Segment Start: SUPPLIED RECORDS

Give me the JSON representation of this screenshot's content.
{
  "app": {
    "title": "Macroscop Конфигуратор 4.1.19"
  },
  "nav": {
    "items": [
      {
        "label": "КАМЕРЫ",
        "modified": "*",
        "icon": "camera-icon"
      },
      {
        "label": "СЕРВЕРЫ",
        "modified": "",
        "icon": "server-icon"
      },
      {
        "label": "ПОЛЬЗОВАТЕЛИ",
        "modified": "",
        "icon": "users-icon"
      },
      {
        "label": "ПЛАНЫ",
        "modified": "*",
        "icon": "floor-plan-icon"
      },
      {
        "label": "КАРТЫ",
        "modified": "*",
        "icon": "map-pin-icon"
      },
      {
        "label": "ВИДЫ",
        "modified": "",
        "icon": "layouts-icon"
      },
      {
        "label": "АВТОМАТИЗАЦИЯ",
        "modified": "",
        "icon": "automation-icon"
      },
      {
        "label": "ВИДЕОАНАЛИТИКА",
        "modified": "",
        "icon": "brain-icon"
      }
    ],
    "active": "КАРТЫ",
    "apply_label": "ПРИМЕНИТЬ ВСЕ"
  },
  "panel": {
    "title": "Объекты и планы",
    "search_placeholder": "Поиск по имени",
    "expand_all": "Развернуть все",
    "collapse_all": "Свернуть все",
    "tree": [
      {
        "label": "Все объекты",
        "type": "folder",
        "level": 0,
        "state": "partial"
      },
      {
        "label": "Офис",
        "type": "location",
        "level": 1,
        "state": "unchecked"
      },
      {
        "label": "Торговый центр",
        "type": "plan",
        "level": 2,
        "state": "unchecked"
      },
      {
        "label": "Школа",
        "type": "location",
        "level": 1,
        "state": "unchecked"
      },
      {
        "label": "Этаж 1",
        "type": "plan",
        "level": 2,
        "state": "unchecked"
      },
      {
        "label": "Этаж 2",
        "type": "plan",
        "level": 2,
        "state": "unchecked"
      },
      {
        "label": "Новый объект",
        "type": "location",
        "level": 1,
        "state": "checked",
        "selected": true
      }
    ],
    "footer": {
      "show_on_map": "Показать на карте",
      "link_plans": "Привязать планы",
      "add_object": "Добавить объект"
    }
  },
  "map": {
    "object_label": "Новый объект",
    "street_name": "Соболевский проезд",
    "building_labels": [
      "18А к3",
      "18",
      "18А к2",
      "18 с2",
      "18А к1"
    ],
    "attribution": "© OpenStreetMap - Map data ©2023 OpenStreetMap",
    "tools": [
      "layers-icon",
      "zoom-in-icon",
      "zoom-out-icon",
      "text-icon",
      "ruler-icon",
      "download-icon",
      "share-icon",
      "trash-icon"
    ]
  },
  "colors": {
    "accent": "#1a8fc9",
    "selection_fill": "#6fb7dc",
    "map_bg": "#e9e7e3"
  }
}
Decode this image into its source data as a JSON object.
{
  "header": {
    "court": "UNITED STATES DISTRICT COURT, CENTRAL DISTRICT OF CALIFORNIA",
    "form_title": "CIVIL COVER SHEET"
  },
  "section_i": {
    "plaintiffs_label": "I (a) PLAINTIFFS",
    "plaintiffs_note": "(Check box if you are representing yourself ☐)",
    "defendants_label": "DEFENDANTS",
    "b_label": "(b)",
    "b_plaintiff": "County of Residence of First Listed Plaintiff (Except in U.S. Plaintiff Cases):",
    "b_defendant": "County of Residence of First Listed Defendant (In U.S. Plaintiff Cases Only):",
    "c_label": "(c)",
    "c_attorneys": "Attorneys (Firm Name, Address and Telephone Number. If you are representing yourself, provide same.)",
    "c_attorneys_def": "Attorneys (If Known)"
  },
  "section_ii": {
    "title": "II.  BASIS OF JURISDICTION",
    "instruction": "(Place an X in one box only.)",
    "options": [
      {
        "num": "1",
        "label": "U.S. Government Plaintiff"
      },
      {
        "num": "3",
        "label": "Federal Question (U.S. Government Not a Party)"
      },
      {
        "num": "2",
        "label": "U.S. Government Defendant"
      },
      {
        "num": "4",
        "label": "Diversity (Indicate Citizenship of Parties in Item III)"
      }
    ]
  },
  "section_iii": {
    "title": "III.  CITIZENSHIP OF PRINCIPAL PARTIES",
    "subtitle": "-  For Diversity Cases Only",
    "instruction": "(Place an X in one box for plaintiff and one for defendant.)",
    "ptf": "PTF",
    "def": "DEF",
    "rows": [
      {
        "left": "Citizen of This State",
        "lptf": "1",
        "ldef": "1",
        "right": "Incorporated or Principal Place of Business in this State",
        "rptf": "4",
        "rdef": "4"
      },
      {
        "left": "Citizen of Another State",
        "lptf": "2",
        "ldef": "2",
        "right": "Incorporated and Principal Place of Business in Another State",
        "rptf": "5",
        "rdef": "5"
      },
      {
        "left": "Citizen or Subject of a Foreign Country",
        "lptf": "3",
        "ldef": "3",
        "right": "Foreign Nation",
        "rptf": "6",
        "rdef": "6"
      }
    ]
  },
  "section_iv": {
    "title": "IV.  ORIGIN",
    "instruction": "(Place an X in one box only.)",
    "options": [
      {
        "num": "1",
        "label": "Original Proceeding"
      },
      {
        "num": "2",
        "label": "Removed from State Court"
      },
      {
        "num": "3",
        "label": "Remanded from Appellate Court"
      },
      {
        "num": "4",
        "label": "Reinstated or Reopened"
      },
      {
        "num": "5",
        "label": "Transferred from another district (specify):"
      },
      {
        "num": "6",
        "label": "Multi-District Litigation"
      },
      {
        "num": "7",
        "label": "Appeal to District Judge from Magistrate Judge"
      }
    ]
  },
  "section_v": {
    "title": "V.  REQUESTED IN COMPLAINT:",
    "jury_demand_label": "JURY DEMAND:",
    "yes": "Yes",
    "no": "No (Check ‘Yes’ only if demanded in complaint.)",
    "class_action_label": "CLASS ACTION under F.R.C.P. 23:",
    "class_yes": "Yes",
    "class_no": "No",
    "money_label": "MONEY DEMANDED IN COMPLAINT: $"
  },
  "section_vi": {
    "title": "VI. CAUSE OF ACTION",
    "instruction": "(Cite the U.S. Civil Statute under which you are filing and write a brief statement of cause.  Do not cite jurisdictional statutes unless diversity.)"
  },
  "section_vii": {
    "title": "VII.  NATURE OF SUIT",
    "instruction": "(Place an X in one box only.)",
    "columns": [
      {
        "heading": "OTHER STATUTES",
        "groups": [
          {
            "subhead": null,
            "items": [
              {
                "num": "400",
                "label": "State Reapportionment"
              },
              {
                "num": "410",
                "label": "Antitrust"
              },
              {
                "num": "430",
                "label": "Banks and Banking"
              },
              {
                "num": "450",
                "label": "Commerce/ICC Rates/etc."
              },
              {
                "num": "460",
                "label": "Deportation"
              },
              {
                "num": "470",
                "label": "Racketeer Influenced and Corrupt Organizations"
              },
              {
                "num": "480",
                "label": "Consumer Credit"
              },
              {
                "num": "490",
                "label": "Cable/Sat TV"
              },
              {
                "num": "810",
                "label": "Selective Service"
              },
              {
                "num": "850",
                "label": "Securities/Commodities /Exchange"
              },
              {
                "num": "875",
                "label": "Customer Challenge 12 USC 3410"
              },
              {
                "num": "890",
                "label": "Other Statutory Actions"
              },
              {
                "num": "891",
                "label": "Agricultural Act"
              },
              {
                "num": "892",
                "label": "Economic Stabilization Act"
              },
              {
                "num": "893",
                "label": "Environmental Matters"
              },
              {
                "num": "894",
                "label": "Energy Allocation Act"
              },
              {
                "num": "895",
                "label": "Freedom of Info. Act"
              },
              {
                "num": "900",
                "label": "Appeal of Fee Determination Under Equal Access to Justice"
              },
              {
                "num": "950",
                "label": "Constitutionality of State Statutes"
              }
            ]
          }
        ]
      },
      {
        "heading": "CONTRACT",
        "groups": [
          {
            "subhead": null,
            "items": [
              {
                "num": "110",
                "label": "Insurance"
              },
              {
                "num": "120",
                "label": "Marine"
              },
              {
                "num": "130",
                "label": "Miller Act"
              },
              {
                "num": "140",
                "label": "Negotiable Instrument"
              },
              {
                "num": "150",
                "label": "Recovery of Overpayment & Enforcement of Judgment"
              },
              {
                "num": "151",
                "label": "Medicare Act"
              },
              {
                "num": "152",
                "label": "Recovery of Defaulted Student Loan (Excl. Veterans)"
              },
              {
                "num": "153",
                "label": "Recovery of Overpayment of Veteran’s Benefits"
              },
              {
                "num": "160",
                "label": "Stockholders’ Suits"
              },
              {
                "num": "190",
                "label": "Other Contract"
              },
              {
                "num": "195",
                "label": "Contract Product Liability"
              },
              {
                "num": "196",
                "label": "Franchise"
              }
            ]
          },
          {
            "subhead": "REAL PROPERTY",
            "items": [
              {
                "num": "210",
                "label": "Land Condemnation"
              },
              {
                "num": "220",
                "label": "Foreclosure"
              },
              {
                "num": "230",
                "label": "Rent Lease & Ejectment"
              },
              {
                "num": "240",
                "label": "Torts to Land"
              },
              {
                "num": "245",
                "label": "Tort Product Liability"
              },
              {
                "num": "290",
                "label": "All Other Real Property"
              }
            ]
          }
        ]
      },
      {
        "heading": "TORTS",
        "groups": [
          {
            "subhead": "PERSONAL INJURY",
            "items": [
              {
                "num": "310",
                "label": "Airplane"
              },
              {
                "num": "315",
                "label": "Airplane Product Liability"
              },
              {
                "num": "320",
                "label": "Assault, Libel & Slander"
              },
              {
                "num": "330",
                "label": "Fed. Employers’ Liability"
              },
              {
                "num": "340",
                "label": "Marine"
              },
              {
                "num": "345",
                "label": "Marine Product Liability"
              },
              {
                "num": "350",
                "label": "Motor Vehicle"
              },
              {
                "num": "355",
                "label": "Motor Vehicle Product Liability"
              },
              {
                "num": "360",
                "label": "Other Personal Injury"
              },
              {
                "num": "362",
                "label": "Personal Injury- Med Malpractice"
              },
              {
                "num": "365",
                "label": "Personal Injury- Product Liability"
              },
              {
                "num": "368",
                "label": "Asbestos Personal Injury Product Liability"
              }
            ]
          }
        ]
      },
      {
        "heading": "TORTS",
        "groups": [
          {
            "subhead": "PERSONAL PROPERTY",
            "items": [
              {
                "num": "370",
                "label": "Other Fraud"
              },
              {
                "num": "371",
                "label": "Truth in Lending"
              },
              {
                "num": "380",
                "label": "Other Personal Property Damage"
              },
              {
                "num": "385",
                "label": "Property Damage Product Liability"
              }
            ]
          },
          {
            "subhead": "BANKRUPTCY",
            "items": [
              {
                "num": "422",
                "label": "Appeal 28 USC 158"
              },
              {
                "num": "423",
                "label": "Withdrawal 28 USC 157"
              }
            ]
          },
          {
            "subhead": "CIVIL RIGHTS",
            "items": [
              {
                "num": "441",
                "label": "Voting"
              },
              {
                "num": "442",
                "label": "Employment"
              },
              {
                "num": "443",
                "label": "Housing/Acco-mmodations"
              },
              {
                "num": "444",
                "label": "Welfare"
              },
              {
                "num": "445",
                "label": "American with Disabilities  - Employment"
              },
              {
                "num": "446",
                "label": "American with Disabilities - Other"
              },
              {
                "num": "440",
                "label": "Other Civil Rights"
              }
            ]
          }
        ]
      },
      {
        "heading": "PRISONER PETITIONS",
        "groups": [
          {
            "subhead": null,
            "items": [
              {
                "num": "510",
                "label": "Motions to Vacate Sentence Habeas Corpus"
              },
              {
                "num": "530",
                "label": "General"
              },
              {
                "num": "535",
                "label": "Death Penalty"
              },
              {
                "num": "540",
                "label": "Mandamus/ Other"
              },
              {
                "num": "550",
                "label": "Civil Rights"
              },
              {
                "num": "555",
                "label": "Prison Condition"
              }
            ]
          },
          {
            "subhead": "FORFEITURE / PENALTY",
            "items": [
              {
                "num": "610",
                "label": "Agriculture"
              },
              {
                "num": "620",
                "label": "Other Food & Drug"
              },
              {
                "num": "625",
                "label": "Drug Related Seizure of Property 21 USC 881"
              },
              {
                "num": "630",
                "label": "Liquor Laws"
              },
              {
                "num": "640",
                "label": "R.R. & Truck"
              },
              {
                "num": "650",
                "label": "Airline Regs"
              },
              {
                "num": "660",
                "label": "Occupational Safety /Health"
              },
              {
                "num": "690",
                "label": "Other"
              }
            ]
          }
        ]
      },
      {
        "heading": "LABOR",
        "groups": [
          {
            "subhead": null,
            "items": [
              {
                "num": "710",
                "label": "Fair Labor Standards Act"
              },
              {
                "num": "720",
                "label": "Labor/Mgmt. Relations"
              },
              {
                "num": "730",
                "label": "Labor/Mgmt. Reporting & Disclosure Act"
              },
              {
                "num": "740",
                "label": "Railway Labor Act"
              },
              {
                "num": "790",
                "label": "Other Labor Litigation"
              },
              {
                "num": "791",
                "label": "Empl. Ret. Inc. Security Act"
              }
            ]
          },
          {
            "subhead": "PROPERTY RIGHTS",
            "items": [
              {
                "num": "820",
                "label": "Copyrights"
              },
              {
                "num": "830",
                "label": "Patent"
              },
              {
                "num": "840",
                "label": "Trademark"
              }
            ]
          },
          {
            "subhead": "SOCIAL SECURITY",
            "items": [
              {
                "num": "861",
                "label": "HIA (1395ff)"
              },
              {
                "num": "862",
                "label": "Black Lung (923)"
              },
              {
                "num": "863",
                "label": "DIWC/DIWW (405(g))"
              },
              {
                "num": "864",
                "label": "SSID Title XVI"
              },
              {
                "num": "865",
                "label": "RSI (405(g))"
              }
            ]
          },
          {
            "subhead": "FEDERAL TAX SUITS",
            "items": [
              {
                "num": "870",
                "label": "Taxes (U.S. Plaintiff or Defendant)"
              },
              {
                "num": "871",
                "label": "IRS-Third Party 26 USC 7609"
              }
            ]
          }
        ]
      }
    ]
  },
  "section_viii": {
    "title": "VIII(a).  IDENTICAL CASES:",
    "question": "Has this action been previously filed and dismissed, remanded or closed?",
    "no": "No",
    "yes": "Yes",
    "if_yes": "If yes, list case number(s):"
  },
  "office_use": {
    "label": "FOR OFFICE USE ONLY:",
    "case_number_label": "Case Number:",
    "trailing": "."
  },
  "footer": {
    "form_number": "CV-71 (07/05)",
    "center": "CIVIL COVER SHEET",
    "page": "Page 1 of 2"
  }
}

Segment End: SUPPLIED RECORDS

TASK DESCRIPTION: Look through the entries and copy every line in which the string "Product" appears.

COMPLETED TASK:
                "label": "Contract Product Liability"
                "label": "Tort Product Liability"
                "label": "Airplane Product Liability"
                "label": "Marine Product Liability"
                "label": "Motor Vehicle Product Liability"
                "label": "Personal Injury- Product Liability"
                "label": "Asbestos Personal Injury Product Liability"
                "label": "Property Damage Product Liability"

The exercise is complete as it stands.